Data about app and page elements
..............................
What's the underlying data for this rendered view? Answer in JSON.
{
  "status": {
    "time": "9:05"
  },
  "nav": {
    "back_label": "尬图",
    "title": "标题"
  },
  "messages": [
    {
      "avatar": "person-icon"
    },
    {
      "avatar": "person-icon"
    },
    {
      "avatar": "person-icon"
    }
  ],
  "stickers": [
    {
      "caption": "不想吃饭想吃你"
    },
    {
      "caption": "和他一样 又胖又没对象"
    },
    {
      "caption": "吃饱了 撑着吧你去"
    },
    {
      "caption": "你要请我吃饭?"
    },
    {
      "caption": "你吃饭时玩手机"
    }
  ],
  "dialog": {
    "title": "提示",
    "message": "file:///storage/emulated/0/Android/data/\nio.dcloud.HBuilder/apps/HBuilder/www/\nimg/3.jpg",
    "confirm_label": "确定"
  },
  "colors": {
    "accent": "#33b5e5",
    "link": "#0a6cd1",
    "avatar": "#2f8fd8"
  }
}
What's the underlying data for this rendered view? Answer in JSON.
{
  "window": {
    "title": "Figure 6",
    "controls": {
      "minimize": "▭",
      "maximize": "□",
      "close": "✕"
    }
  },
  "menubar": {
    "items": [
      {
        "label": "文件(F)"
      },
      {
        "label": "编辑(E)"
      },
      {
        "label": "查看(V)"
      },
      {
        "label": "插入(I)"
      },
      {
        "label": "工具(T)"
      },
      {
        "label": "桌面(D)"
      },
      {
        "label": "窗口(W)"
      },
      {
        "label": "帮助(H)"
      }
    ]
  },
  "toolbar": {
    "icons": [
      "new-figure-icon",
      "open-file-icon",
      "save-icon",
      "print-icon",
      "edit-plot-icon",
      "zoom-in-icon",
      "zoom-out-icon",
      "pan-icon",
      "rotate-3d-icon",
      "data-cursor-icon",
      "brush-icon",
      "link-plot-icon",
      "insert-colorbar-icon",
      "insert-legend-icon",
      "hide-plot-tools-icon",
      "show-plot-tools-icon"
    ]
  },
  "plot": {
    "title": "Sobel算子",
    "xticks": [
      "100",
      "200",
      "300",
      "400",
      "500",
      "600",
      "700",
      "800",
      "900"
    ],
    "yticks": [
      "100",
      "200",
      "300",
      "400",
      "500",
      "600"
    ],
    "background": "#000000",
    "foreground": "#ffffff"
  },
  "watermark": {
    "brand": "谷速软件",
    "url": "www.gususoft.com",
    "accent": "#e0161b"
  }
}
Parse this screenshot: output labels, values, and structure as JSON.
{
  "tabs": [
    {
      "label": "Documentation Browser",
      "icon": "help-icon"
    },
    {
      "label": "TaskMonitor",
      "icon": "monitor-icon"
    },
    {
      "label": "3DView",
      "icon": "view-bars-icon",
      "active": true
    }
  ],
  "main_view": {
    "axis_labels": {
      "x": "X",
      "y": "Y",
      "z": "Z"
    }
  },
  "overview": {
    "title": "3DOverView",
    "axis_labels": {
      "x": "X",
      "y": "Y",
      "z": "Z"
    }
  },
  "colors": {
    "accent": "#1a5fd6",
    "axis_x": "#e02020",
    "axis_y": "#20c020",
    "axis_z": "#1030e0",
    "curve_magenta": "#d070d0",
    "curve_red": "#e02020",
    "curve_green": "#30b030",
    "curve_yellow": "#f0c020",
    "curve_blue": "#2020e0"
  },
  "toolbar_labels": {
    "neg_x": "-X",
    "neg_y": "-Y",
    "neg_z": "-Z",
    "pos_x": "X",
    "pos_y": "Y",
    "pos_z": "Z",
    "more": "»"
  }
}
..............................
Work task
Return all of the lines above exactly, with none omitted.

Result of this exercise
What's the underlying data for this rendered view? Answer in JSON.
{
  "status": {
    "time": "9:05"
  },
  "nav": {
    "back_label": "尬图",
    "title": "标题"
  },
  "messages": [
    {
      "avatar": "person-icon"
    },
    {
      "avatar": "person-icon"
    },
    {
      "avatar": "person-icon"
    }
  ],
  "stickers": [
    {
      "caption": "不想吃饭想吃你"
    },
    {
      "caption": "和他一样 又胖又没对象"
    },
    {
      "caption": "吃饱了 撑着吧你去"
    },
    {
      "caption": "你要请我吃饭?"
    },
    {
      "caption": "你吃饭时玩手机"
    }
  ],
  "dialog": {
    "title": "提示",
    "message": "file:///storage/emulated/0/Android/data/\nio.dcloud.HBuilder/apps/HBuilder/www/\nimg/3.jpg",
    "confirm_label": "确定"
  },
  "colors": {
    "accent": "#33b5e5",
    "link": "#0a6cd1",
    "avatar": "#2f8fd8"
  }
}
What's the underlying data for this rendered view? Answer in JSON.
{
  "window": {
    "title": "Figure 6",
    "controls": {
      "minimize": "▭",
      "maximize": "□",
      "close": "✕"
    }
  },
  "menubar": {
    "items": [
      {
        "label": "文件(F)"
      },
      {
        "label": "编辑(E)"
      },
      {
        "label": "查看(V)"
      },
      {
        "label": "插入(I)"
      },
      {
        "label": "工具(T)"
      },
      {
        "label": "桌面(D)"
      },
      {
        "label": "窗口(W)"
      },
      {
        "label": "帮助(H)"
      }
    ]
  },
  "toolbar": {
    "icons": [
      "new-figure-icon",
      "open-file-icon",
      "save-icon",
      "print-icon",
      "edit-plot-icon",
      "zoom-in-icon",
      "zoom-out-icon",
      "pan-icon",
      "rotate-3d-icon",
      "data-cursor-icon",
      "brush-icon",
      "link-plot-icon",
      "insert-colorbar-icon",
      "insert-legend-icon",
      "hide-plot-tools-icon",
      "show-plot-tools-icon"
    ]
  },
  "plot": {
    "title": "Sobel算子",
    "xticks": [
      "100",
      "200",
      "300",
      "400",
      "500",
      "600",
      "700",
      "800",
      "900"
    ],
    "yticks": [
      "100",
      "200",
      "300",
      "400",
      "500",
      "600"
    ],
    "background": "#000000",
    "foreground": "#ffffff"
  },
  "watermark": {
    "brand": "谷速软件",
    "url": "www.gususoft.com",
    "accent": "#e0161b"
  }
}
Parse this screenshot: output labels, values, and structure as JSON.
{
  "tabs": [
    {
      "label": "Documentation Browser",
      "icon": "help-icon"
    },
    {
      "label": "TaskMonitor",
      "icon": "monitor-icon"
    },
    {
      "label": "3DView",
      "icon": "view-bars-icon",
      "active": true
    }
  ],
  "main_view": {
    "axis_labels": {
      "x": "X",
      "y": "Y",
      "z": "Z"
    }
  },
  "overview": {
    "title": "3DOverView",
    "axis_labels": {
      "x": "X",
      "y": "Y",
      "z": "Z"
    }
  },
  "colors": {
    "accent": "#1a5fd6",
    "axis_x": "#e02020",
    "axis_y": "#20c020",
    "axis_z": "#1030e0",
    "curve_magenta": "#d070d0",
    "curve_red": "#e02020",
    "curve_green": "#30b030",
    "curve_yellow": "#f0c020",
    "curve_blue": "#2020e0"
  },
  "toolbar_labels": {
    "neg_x": "-X",
    "neg_y": "-Y",
    "neg_z": "-Z",
    "pos_x": "X",
    "pos_y": "Y",
    "pos_z": "Z",
    "more": "»"
  }
}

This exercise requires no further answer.